jschauma mentioned grepping apache logs for Code Red droppings, so I had a look. I got 9 today. This surprised me: I'm only on a dialup, and I've only been online for an hour or so today.
When the Red Hat 7.1 installer asked me about what firewall settings I wanted, I said none because I would either be on a company ethernet behind their firewall or on a dialup, and who on earth's going to come looking for me there? It seems that may have been a little naive... (And it's a good thing I'm not running any servers on the Windows side of this dual-booting box!)
I've only received one email due to it though, so I won't be breaking out the procmail big guns yet. I didn't realise that email might have somebody else's interesting document in it, so I just deleted it without looking. D'oh! [Double D'oh: it's the other one that sends the entertaining emails. Oops.]
There's not many things less fun than writing instructions and tools for installing your project on an operating system you don't care about and never use in earnest yourself. The installation's really not that hard: the old instructions really did work. The project is a compiler and other programming tools, so my attitude used to be
They're programmers, so they should be able to follow the instructions to the letter. If they can't, it doesn't much matter because they wouldn't have much luck with the compiler anyway
Alas, my attitude is being forced to change to "I'll do anything to stop getting email from these people about this pathetic issue!!!"

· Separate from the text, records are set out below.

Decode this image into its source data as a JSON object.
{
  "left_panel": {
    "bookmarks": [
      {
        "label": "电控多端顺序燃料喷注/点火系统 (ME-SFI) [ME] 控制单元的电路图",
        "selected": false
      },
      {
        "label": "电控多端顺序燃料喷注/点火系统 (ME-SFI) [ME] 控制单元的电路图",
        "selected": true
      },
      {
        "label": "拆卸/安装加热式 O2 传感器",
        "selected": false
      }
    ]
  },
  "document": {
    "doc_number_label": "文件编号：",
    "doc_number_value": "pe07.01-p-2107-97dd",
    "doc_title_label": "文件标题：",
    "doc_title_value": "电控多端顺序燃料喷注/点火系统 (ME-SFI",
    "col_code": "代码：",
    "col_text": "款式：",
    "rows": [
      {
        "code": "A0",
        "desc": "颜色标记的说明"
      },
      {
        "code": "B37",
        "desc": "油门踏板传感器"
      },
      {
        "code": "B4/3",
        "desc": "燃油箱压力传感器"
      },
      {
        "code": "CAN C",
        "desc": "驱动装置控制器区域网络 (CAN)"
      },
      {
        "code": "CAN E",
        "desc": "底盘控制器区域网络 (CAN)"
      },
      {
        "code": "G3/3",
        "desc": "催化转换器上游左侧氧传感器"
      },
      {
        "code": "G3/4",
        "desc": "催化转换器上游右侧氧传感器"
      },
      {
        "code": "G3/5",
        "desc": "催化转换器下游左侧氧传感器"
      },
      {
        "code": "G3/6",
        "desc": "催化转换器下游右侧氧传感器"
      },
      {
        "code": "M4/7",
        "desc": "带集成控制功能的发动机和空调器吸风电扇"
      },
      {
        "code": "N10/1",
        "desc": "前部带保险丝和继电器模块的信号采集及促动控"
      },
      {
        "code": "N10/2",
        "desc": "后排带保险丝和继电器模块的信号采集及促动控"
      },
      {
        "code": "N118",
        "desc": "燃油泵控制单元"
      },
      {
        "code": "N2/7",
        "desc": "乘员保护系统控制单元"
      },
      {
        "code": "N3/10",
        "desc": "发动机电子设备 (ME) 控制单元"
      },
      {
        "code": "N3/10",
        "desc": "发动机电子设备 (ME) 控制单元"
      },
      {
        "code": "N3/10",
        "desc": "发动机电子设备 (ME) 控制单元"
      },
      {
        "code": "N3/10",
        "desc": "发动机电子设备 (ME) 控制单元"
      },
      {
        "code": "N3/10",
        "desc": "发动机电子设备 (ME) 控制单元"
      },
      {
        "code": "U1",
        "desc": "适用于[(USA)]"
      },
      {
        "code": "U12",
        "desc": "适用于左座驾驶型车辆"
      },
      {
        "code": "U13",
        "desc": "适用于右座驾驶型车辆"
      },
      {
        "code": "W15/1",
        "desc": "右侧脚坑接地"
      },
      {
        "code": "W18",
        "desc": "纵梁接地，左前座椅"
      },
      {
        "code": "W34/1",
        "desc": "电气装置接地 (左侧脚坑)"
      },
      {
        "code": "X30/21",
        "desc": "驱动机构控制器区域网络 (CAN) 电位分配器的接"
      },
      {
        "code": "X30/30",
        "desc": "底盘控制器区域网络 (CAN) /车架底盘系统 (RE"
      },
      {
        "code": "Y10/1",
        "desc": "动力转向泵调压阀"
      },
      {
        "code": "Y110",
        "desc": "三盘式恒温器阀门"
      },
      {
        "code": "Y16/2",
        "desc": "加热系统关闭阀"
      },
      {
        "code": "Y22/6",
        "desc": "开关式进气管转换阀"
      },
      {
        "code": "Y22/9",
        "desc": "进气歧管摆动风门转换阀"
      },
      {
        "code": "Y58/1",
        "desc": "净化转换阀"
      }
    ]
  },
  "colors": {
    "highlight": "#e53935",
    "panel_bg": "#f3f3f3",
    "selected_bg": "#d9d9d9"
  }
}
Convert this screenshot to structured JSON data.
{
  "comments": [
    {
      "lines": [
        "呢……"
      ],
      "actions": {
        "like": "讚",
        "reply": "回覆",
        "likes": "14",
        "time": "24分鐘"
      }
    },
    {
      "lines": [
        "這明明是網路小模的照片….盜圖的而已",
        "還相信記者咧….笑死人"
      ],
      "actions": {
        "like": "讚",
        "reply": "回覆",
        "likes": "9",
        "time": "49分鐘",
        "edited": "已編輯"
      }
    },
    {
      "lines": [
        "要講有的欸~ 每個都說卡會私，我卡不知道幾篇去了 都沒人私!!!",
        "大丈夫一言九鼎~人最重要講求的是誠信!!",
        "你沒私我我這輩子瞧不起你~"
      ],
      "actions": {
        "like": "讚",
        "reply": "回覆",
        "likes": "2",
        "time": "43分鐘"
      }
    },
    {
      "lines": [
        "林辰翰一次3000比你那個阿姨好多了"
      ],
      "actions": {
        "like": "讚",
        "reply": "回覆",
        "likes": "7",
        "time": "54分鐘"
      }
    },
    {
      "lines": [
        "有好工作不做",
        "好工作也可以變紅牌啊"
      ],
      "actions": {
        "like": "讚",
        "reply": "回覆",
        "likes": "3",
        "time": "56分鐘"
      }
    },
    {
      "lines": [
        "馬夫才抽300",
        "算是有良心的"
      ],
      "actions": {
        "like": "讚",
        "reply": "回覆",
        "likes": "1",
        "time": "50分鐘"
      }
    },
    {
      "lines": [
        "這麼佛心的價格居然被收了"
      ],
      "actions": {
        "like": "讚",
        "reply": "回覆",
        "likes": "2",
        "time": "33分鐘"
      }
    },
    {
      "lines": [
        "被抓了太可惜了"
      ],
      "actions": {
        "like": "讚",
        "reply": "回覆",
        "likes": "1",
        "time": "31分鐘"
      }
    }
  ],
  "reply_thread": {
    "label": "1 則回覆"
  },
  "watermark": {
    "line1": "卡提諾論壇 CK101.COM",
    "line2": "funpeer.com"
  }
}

Admittedly, the part that is changing did seem to be a little fragile (although it always worked for me... go figure), and the new method (our own little setup.ini) is what I intended all along. And playing with Cygwin's setup utility is kind of fun.
But writing moron-proof instructions is never fun.